By Jacqueline Luckett
For years I’d heard about a group of writers who each completed an entire novel in thirty days. The idea seemed magical. I wanted to know those writers. Was there a place they gathered? If I scoured local coffee shops, would I find them madly pecking away at their laptops, surrounded by stale pastries and triple lattes ? Were these writers geniuses, cult-members, or crazies?
Then, one day, a fellow writer mentioned NaNoWriMo, the nationwide challenge to write a 50,000 word novel during the month of November. She loved it! She’d won—twice!
Scary, was the first word that popped into my mind.
Then Sharisse, my competitive alter-ego, raised her lovely head. You can beat your friend, she goaded. You can write more than 50,000 words! You could win NaNoWriMo! Her timing was perfect.
Last year, I had an idea for my third novel that just wouldn’t take form. I knew the characters, the story, and a few plot twists. Yet, I couldn’t commit the story to paper (or computer). NaNoWriMo! 30 days of writing—piece of cake. 1,666.67 words per day—easy. Little did I know.
I made a chart:
Column 1 DATES, November 1-30
Column 2 CUMULATIVE WORD COUNT goal (added 1,666.67 to each day)
Column 3 (like any good to-do list) COMPLETED a checkmark or a gold star to mark my progress.
The Distraction Devil dropped by. Like an unexpected, amusing in-law, he stayed for 29 days. I recalculated word counts, switched charts from Word to Excel and back again. I searched the NaNoWriMo site for interesting trivia, read updates from writers I didn't know. I surveyed the countries, states, cities where people were writing at the same time, with the same goal. I looked for meet-up groups (there were a lot of them). I considered NaNoWriMo in Paris and researched flights.
I finished. That is to say, I had a document with a 50,000 word count.
I’d love to tell you that the chart motivated me, that my characters took over and wrote their story, that the words flowed like Beverly Hillbillies’ crude oil. I’d like to report that I ended the month with the framework of a ragged, but promising, first draft. Sadly, it didn't happen.
I found the pressure overwhelming, and I’m a writer who loves the thrill of rushing to meet a deadline. Yes, I finished. I got the poster, the decal, and the congratulatory email. It just didn't work. I hated nearly every chapter, paragraph, and sentence I wrote.
I don’t plan (notice I didn't say “will never”) to participate in NaNoWriMo again. Yet, I don't feel I wasted my time. I don't regret those thirty days because the process forced me to produce. I’m still not sure why the writing was so hard for me, but I learned a few lessons in the month-long write-fest. Hopefully, they’ll help you, on this day thirteen, as you move forward.
1. Plan your work and work your plan. It doesn’t have to be formal—stay loose (that’s where the creativity happens). I’m not suggesting that you outline, especially if that’s not your process. Having a notes on where your story is going and what your characters want will keep you focused and writing.

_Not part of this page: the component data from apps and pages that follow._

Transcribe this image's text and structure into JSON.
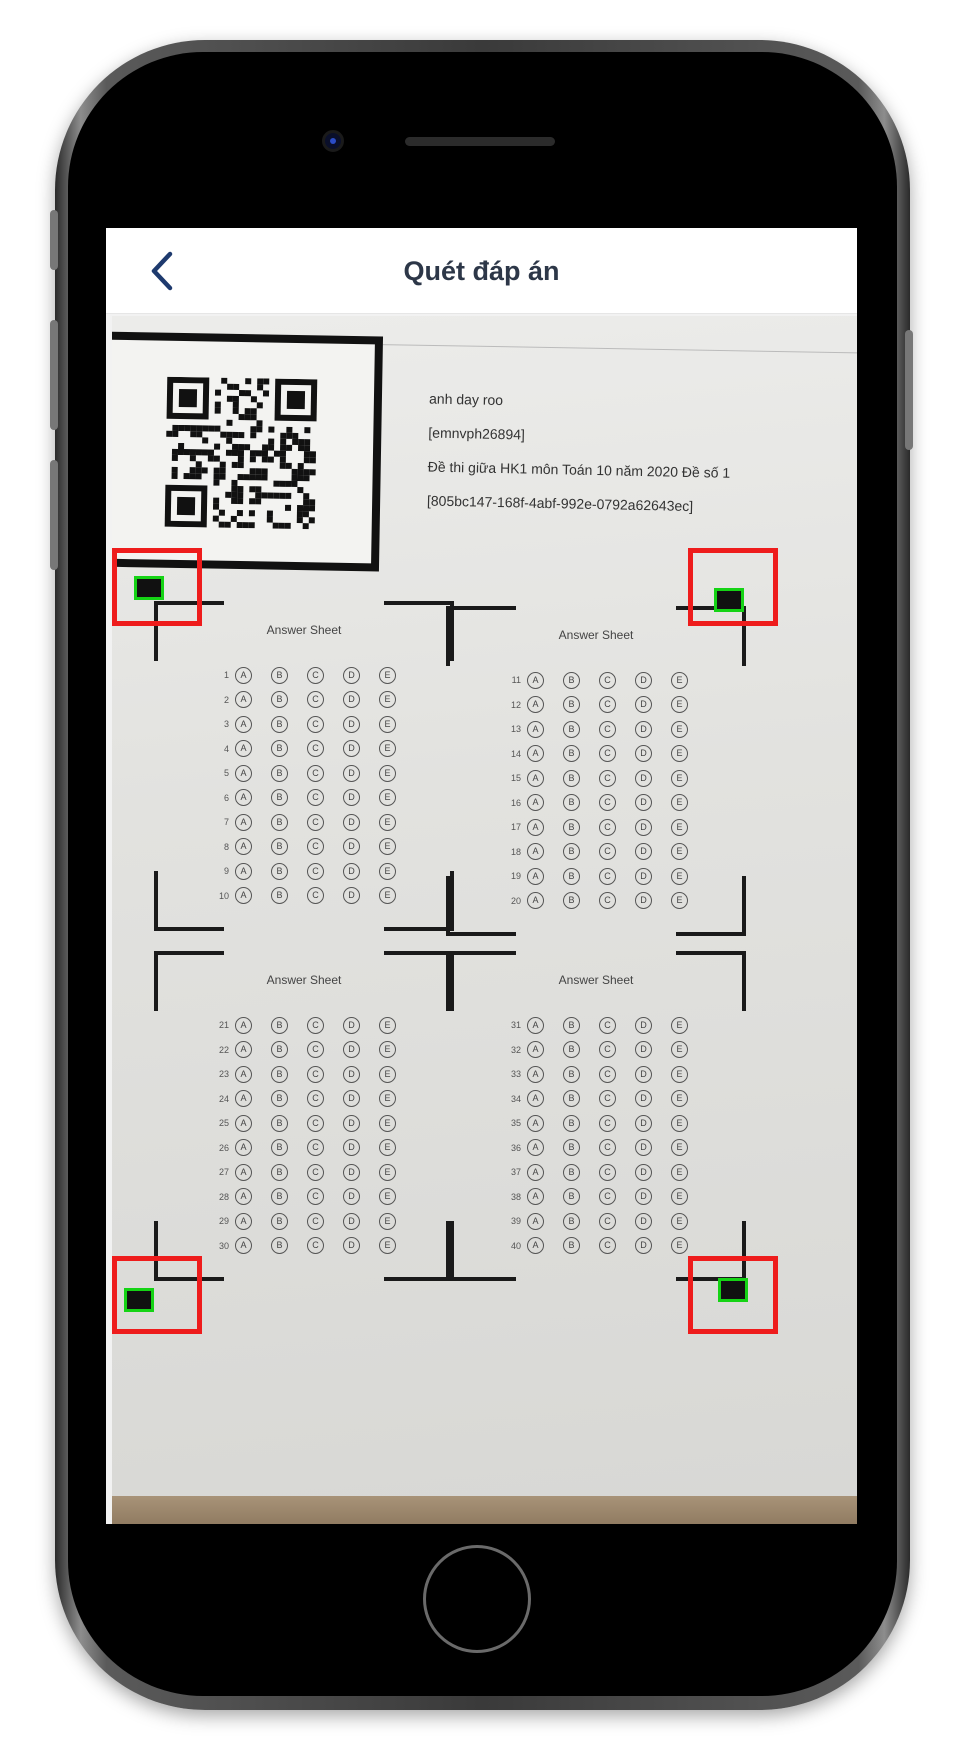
{
  "header": {
    "title": "Quét đáp án",
    "back_icon": "chevron-left-icon"
  },
  "sheet_info": {
    "name": "anh day roo",
    "code": "[emnvph26894]",
    "exam": "Đề thi giữa HK1 môn Toán 10 năm 2020 Đề số 1",
    "exam_id": "[805bc147-168f-4abf-992e-0792a62643ec]"
  },
  "answer_sheets": [
    {
      "title": "Answer Sheet",
      "start": 1,
      "end": 10
    },
    {
      "title": "Answer Sheet",
      "start": 11,
      "end": 20
    },
    {
      "title": "Answer Sheet",
      "start": 21,
      "end": 30
    },
    {
      "title": "Answer Sheet",
      "start": 31,
      "end": 40
    }
  ],
  "options": [
    "A",
    "B",
    "C",
    "D",
    "E"
  ],
  "detection": {
    "marker_color": "#ee1c1c",
    "anchor_color": "#15d315",
    "markers": [
      "top-left",
      "top-right",
      "bottom-left",
      "bottom-right"
    ]
  },
  "colors": {
    "title": "#2d3748",
    "back_arrow": "#1e3a6e"
  }
}
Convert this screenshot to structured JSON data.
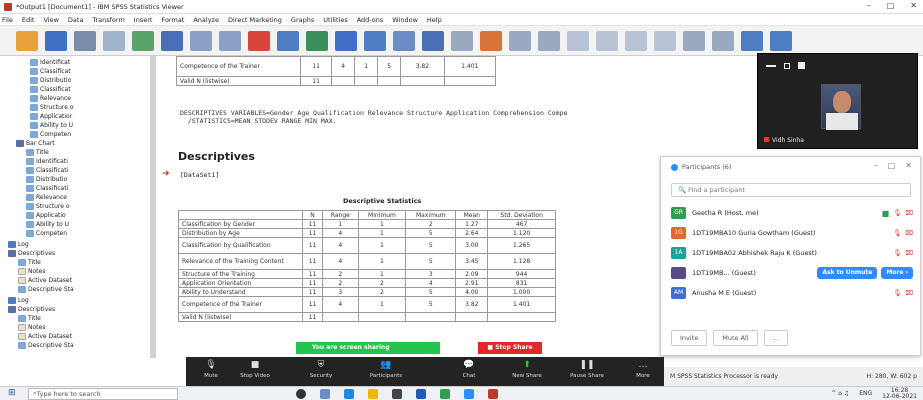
{
  "window": {
    "title": "*Output1 [Document1] - IBM SPSS Statistics Viewer"
  },
  "menu": [
    "File",
    "Edit",
    "View",
    "Data",
    "Transform",
    "Insert",
    "Format",
    "Analyze",
    "Direct Marketing",
    "Graphs",
    "Utilities",
    "Add-ons",
    "Window",
    "Help"
  ],
  "outline": {
    "items": [
      "Identificat",
      "Classificat",
      "Distributio",
      "Classificat",
      "Relevance",
      "Structure o",
      "Applicatior",
      "Ability to U",
      "Competen",
      "Bar Chart",
      "Title",
      "Identificati",
      "Classificati",
      "Distributio",
      "Classificati",
      "Relevance",
      "Structure o",
      "Applicatio",
      "Ability to U",
      "Competen",
      "Log",
      "Descriptives",
      "Title",
      "Notes",
      "Active Dataset",
      "Descriptive Sta",
      "Log",
      "Descriptives",
      "Title",
      "Notes",
      "Active Dataset",
      "Descriptive Sta"
    ]
  },
  "top_table": {
    "rows": [
      {
        "label": "Competence of the Trainer",
        "values": [
          "11",
          "4",
          "1",
          "5",
          "3.82",
          "1.401"
        ]
      },
      {
        "label": "Valid N (listwise)",
        "values": [
          "11",
          "",
          "",
          "",
          "",
          ""
        ]
      }
    ]
  },
  "syntax": {
    "line1": "DESCRIPTIVES VARIABLES=Gender Age Qualification Relevance Structure Application Comprehension Compe",
    "line2": "  /STATISTICS=MEAN STDDEV RANGE MIN MAX."
  },
  "section": {
    "heading": "Descriptives",
    "dataset": "[DataSet1]"
  },
  "desc_table": {
    "title": "Descriptive Statistics",
    "columns": [
      "N",
      "Range",
      "Minimum",
      "Maximum",
      "Mean",
      "Std. Deviation"
    ],
    "rows": [
      {
        "label": "Classification by Gender",
        "values": [
          "11",
          "1",
          "1",
          "2",
          "1.27",
          "467"
        ]
      },
      {
        "label": "Distribution by Age",
        "values": [
          "11",
          "4",
          "1",
          "5",
          "2.64",
          "1.120"
        ]
      },
      {
        "label": "Classification by Qualification",
        "values": [
          "11",
          "4",
          "1",
          "5",
          "3.00",
          "1.265"
        ]
      },
      {
        "label": "Relevance of the Training Content",
        "values": [
          "11",
          "4",
          "1",
          "5",
          "3.45",
          "1.128"
        ]
      },
      {
        "label": "Structure of the Training",
        "values": [
          "11",
          "2",
          "1",
          "3",
          "2.09",
          "944"
        ]
      },
      {
        "label": "Application Orientation",
        "values": [
          "11",
          "2",
          "2",
          "4",
          "2.91",
          "831"
        ]
      },
      {
        "label": "Ability to Understand",
        "values": [
          "11",
          "3",
          "2",
          "5",
          "4.00",
          "1.000"
        ]
      },
      {
        "label": "Competence of the Trainer",
        "values": [
          "11",
          "4",
          "1",
          "5",
          "3.82",
          "1.401"
        ]
      },
      {
        "label": "Valid N (listwise)",
        "values": [
          "11",
          "",
          "",
          "",
          "",
          ""
        ]
      }
    ]
  },
  "video": {
    "name": "Vidh Sinha"
  },
  "participants": {
    "title": "Participants (6)",
    "search_placeholder": "Find a participant",
    "list": [
      {
        "initials": "GR",
        "color": "#2e9e4f",
        "name": "Geetha R (Host, me)"
      },
      {
        "initials": "1G",
        "color": "#e8642b",
        "name": "1DT19MBA10 Guria Gowtham (Guest)"
      },
      {
        "initials": "1A",
        "color": "#1aa39a",
        "name": "1DT19MBA02 Abhishek Raju K (Guest)"
      },
      {
        "initials": "",
        "color": "#5b4a8a",
        "name": "1DT19MB... (Guest)"
      },
      {
        "initials": "AM",
        "color": "#3f6fd1",
        "name": "Anusha M E (Guest)"
      }
    ],
    "ask_unmute": "Ask to Unmute",
    "more": "More ›",
    "invite": "Invite",
    "mute_all": "Mute All",
    "dots": "..."
  },
  "sharing": {
    "status": "You are screen sharing",
    "stop": "Stop Share"
  },
  "zoom_toolbar": [
    "Mute",
    "Stop Video",
    "Security",
    "Participants",
    "Chat",
    "New Share",
    "Pause Share",
    "More"
  ],
  "status": {
    "left": "M SPSS Statistics Processor is ready",
    "right": "H: 280, W: 602 p"
  },
  "taskbar": {
    "search_placeholder": "Type here to search",
    "time": "16:28",
    "date": "12-06-2021",
    "lang": "ENG"
  }
}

2. Don’t get behind. Stick as close to your daily goal as possible. It’s hard to make up those missed words, especially if the ideas and words aren’t flowing. If you get behind, enjoy the mad dash.
3. Gag your internal editor. Don’t worry if the grammar is incorrect, or the sentence isn't as magical as you want it to be, or that your story has taken an unexpected. Tell that I.E., "MYOB," and let the words roll.
4. Keep on keeping on. Something good will come from these thirty days. It might be a fabulous sentence or two, a fascinating character, or a great title. You may learn something new about your writing, your story, how you operate under pressure or what it takes to finish.
Now . . . go back to writing! Only 28,333.33 words left.